Relatively few people in history can say that they have seen, first-hand, the mysterious and uncommon electrical phenomenon of 鈥渂all lightning鈥濃攇lowing, spherical objects in the sky that mostly appear during thunderstorms and are not fully understood by scientists.

But Physics Professor David S. Hall 鈥91 and his students are in the rarest company of all: They and a handful of colleagues are the only people in the world to have made and observed a microscopic simile of ball lightning.

Hall, members of his student research team and his collaborators at Aalto University in Finland recently created a three-dimensional skyrmion鈥攁 quasiparticle consisting of a knotted configuration of atomic magnetic moments, or spins鈥攊n a quantum gas in Hall鈥檚 lab. Scientists predicted the existence of the skyrmion theoretically more than 40 years ago, but this is the first time such an object has been observed in an experiment.

Artistic impression of a quantum ball lightin
Figure 1. Artistic impression of a quantum ball lighting. Figure credit: Heikka Valja

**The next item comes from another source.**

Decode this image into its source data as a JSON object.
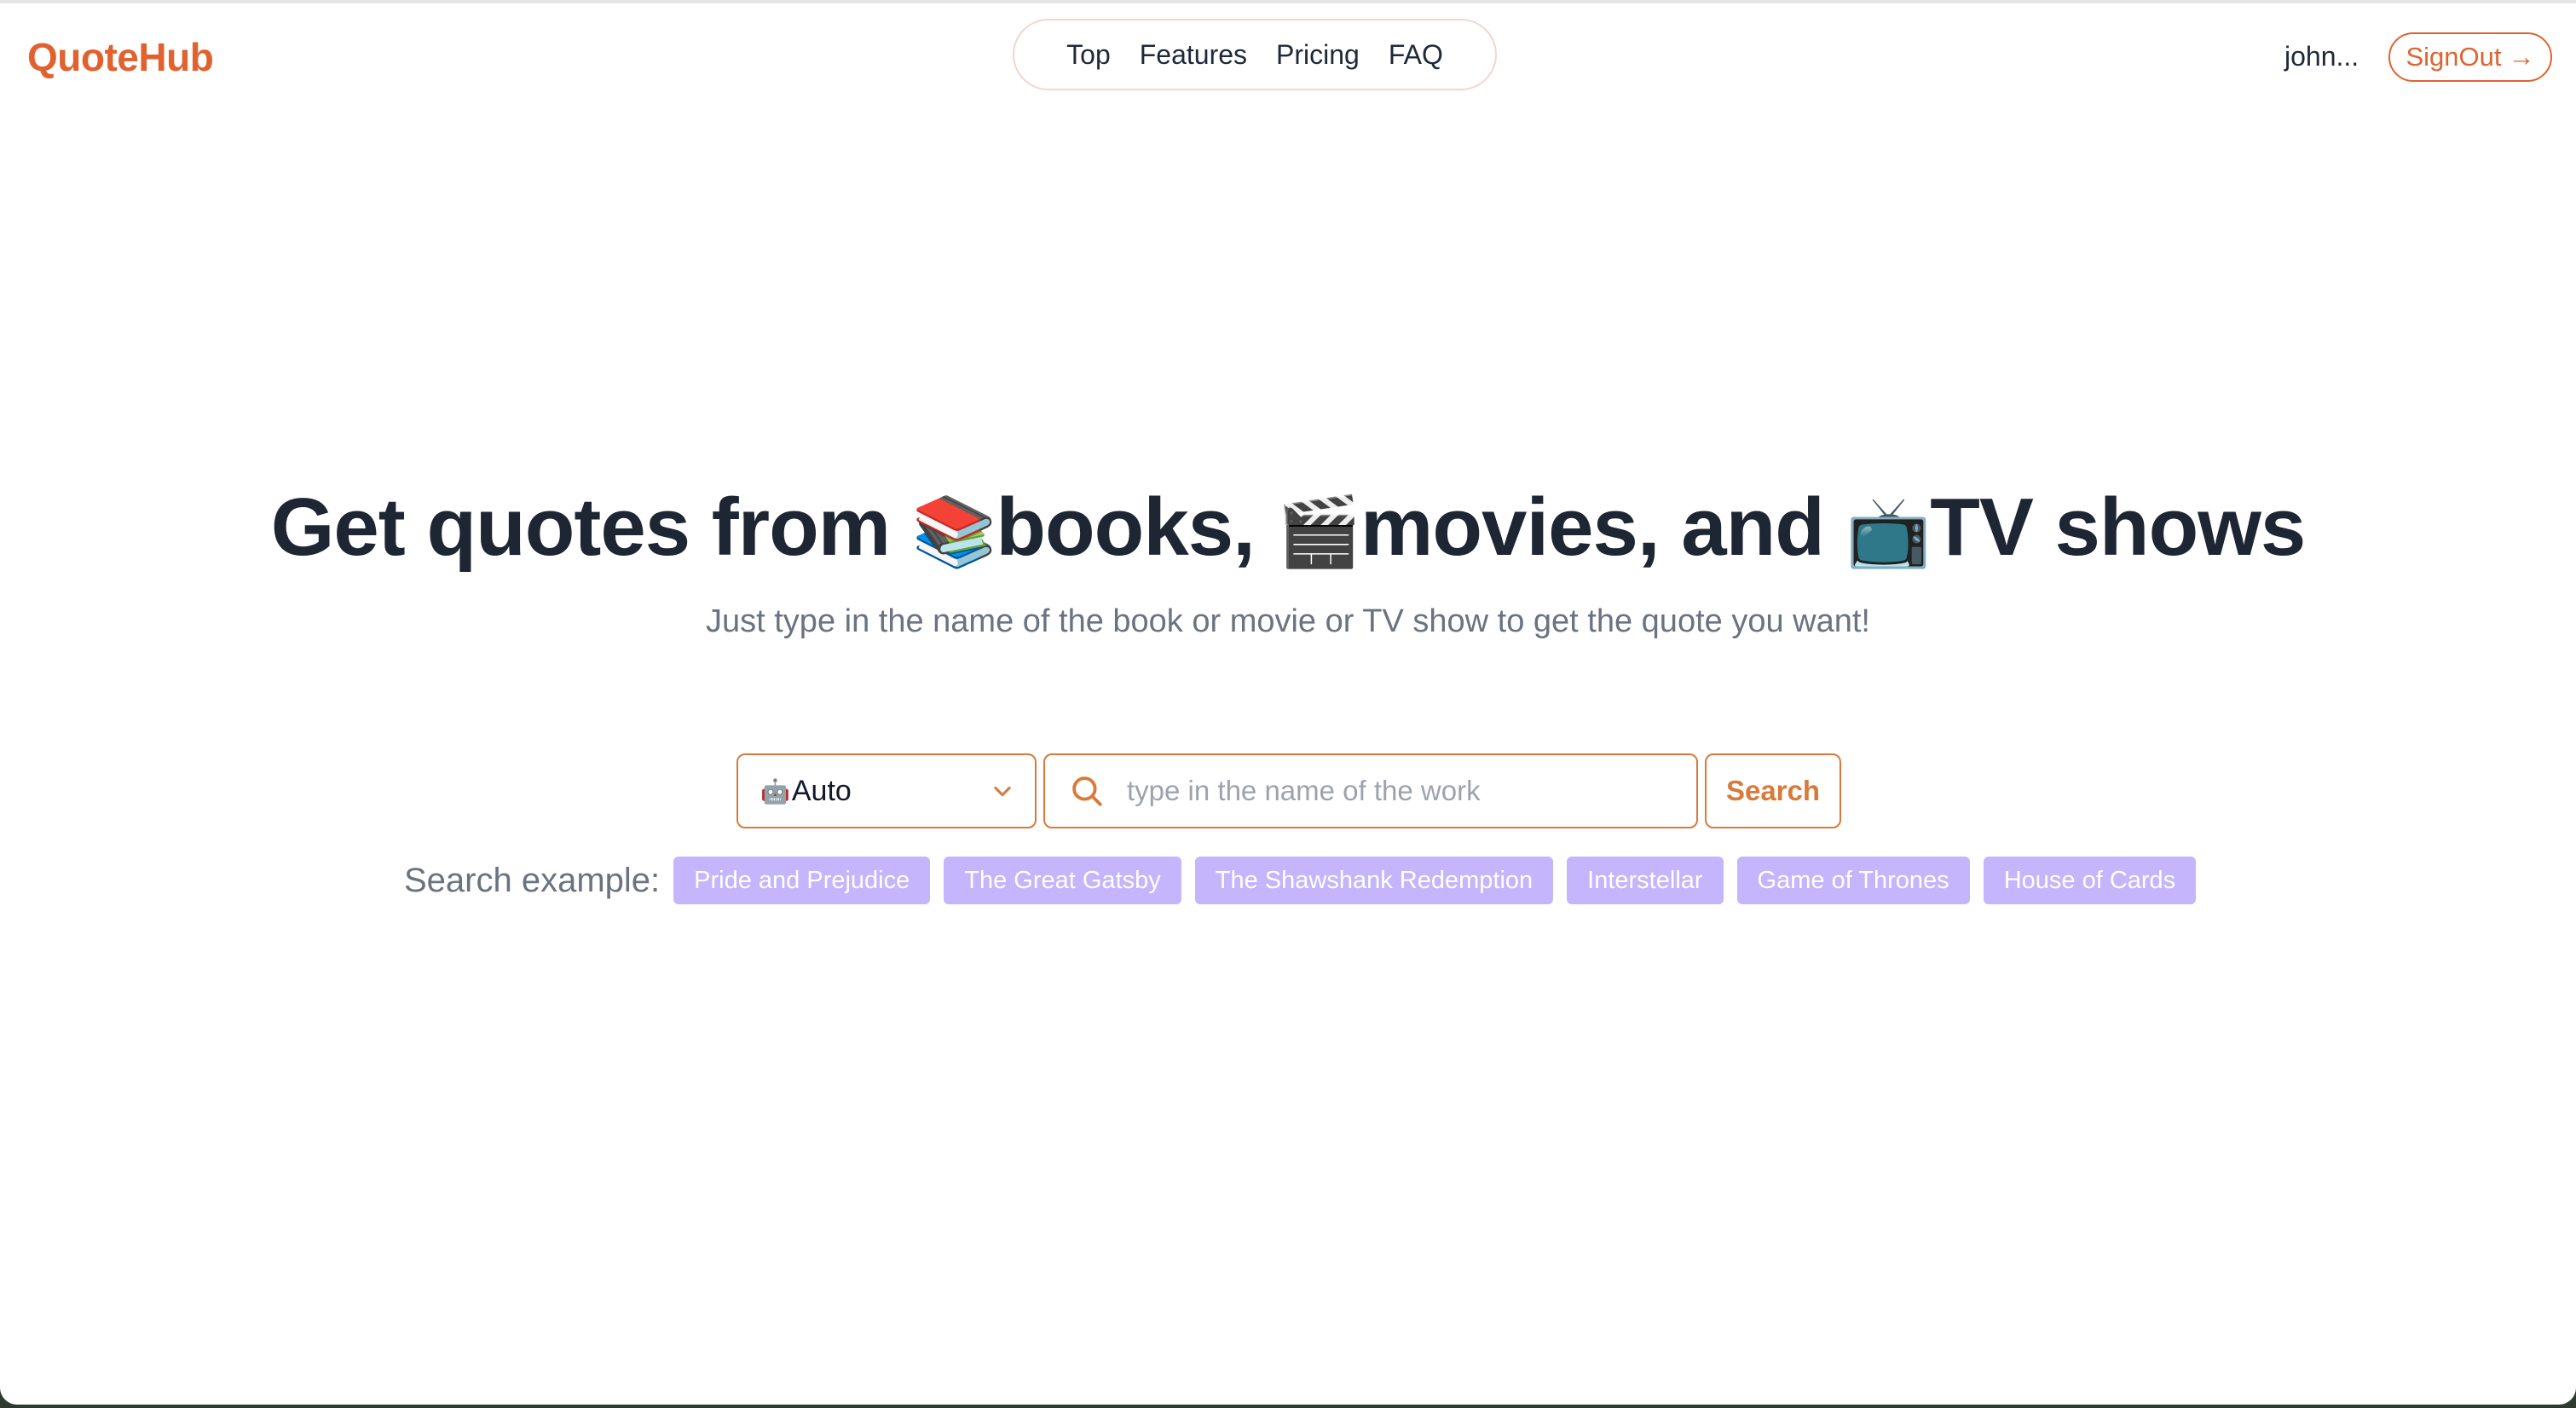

Hall and his colleagues鈥 findings were published by Science Advances in a paper titled . Featuring the thesis research of Andrei-Horia Gheorghe 鈥15 and Wonjae Lee 鈥16 and computational contributions of visiting scholar Tuomas Ollikainen, the work builds on the collaboration鈥檚 previous studies of Bose-Einstein condensates, monopoles and quantum knots.

鈥淭he experiment is conceptually simple, but the phenomenon is both beautiful and remarkably complex,鈥 said Hall. 鈥淥ur own understanding of these skyrmions has evolved over several years, and it has taken us almost as long again to find accessible ways to communicate our results to the wider scientific community.鈥

Hall and his team created the environment for the skyrmion after cooling a gas of rubidium atoms to tens of billionths of degrees above absolute zero in an atomic refrigerator in his lab. 鈥淲hen supercooled, all atoms in the gas end up in the state of minimum energy,鈥 explained Hall. 鈥淭he state no longer behaves like an ordinary gas, but like a single giant atom.鈥

To create the skyrmion, the physicists then applied a tailored magnetic field to the supercooled gas, which influenced the orientation of the magnetic moments of its constituent atoms. The characteristic knotted structure of the skyrmion emerged after less than one thousandth of a second.

Remarkably, the skyrmion is accompanied by a knotted synthetic magnetic field that strongly influences the quantum gas, said Hall. Such a knotted magnetic field is a central feature of a topological theory of ball lightning, which describes a plasma of hot gas magnetically confined by the knotted field. According to the theory, the ball lightning can last much longer than an ordinary lightning bolt because it is very difficult to untie the magnetic knot that confines the plasma.

鈥淚t is remarkable that we could create the synthetic electromagnetic knot鈥攖hat is, quantum ball lightning鈥攅ssentially with just two counter-circulating electric currents,鈥 said Mikko M枚tt枚nen, leader of the theoretical effort at Aalto University. 鈥淸This shows that] it may be possible that a natural ball lighting could arise in a normal lightning strike.鈥

Hall said that while the hot plasma of ball lightning might be a million times hotter than the ultracold gases with which his team works, he nevertheless found it interesting that such disparate physical contexts share common themes. He also noted the fact 鈥渢he physics studied at large fusion reactors might also be studied on the small optical table [upon which much of his research equipment is located] that will soon make its brief journey across campus to the new science center.鈥

Hall鈥檚 experiments are supported by the National Science Foundation (grant no. PHY-1519174), and M枚tt枚nen鈥檚 research by the Academy of Finland through its Centres of Excellence Program (grant nos. 251748, 284621, and 308071), by the European Research Council under Consolidator (grant no. 681311) (QUESS), by the Magnus Ehrnrooth Foundation, by the Education Network in Condensed Matter and Materials Physics, and by the KAUTE Foundation through its researchers abroad program.

Cutaway view of the 3D skyrmion spin structure
Figure 2. Cutaway view of the 3D skyrmion spin structure. Figure credit: David Hall